━━ SUPPLIED INFORMATION
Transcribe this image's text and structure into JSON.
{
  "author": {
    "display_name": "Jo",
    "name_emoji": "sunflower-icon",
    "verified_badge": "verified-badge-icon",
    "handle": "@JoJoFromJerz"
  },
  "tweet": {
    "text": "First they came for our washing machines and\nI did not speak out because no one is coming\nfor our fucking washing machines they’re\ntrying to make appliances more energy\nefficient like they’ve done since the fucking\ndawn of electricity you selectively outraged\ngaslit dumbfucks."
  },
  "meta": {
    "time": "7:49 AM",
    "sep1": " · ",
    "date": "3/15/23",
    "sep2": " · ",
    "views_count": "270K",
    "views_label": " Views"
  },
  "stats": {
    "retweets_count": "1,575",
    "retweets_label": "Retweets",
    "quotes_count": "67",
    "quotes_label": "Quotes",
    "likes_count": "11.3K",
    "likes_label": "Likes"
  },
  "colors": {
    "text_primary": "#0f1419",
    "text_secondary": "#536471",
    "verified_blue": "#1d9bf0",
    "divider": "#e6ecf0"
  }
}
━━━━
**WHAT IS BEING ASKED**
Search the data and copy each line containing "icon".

**SOLUTION**
    "name_emoji": "sunflower-icon",
    "verified_badge": "verified-badge-icon",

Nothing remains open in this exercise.